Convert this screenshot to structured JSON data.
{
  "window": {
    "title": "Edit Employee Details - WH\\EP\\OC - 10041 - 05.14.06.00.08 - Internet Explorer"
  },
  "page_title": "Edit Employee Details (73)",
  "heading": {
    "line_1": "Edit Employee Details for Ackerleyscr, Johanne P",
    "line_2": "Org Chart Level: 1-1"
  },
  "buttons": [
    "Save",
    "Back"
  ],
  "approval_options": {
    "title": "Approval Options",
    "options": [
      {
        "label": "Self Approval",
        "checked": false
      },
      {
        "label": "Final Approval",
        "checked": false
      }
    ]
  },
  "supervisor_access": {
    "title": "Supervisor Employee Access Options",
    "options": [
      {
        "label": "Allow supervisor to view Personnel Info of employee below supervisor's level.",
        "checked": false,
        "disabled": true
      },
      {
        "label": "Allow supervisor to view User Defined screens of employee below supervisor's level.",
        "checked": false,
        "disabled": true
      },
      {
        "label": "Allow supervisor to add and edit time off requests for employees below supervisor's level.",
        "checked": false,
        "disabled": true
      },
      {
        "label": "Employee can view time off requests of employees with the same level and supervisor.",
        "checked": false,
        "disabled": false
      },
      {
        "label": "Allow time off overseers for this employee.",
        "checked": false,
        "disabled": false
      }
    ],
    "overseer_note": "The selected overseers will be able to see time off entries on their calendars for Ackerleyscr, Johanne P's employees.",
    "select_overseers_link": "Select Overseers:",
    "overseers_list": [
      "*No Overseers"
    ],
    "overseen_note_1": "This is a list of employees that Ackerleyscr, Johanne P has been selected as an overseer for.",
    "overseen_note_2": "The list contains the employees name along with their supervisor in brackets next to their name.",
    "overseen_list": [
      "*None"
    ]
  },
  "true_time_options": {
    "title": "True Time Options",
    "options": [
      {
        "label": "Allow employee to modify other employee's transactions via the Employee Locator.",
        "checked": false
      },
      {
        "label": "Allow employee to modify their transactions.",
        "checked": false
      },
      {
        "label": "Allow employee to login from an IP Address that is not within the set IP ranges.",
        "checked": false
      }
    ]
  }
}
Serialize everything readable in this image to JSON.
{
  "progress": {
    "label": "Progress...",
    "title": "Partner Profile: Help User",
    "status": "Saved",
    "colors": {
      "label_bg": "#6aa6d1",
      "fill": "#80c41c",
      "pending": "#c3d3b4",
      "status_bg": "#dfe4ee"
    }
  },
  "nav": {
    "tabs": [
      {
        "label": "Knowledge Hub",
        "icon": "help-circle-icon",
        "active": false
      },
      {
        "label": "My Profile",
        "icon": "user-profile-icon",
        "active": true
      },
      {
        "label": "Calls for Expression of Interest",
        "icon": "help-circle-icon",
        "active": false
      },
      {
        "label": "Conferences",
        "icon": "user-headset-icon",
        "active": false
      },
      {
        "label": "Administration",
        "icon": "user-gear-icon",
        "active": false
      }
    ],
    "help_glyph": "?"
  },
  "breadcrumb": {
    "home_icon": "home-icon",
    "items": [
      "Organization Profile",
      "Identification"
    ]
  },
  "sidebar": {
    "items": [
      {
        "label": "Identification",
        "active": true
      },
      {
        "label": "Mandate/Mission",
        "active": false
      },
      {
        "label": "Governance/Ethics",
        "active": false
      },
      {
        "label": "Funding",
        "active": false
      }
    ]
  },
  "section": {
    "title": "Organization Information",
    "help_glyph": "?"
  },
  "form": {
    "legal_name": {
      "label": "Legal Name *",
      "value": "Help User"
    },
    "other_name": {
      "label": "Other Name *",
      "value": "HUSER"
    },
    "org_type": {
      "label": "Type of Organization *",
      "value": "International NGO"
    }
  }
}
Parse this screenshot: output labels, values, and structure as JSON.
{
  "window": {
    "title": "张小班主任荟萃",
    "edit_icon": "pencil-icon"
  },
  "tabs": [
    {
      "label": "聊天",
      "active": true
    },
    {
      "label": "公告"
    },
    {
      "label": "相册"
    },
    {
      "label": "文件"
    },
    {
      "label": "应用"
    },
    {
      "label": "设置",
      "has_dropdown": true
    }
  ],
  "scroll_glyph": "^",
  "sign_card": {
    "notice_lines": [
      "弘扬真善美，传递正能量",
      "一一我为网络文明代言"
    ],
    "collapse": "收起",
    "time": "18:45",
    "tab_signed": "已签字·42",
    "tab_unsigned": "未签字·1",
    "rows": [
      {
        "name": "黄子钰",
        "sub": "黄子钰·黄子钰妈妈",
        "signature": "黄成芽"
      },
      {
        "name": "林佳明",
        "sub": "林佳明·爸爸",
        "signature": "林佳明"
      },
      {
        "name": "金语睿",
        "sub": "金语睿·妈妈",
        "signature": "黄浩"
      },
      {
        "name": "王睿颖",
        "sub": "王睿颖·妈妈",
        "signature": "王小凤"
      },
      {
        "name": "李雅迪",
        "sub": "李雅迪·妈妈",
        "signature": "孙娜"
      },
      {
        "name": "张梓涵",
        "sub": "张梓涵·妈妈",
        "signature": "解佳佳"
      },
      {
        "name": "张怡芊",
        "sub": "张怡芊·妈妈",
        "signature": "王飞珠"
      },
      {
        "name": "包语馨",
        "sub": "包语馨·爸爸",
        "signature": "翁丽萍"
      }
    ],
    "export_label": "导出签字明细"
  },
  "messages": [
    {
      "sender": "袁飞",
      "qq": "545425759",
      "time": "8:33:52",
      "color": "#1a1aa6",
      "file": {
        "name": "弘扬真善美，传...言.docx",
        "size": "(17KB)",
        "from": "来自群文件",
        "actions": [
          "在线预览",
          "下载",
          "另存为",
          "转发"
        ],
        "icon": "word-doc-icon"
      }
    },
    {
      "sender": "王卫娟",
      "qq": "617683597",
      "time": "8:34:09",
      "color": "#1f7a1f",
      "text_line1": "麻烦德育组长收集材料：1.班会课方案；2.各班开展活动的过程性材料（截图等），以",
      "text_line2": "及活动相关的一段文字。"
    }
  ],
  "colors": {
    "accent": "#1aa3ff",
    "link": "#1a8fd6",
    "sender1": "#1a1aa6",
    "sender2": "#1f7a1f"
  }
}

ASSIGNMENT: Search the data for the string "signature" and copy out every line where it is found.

EXERCISE RESULT:
        "signature": "黄成芽"
        "signature": "林佳明"
        "signature": "黄浩"
        "signature": "王小凤"
        "signature": "孙娜"
        "signature": "解佳佳"
        "signature": "王飞珠"
        "signature": "翁丽萍"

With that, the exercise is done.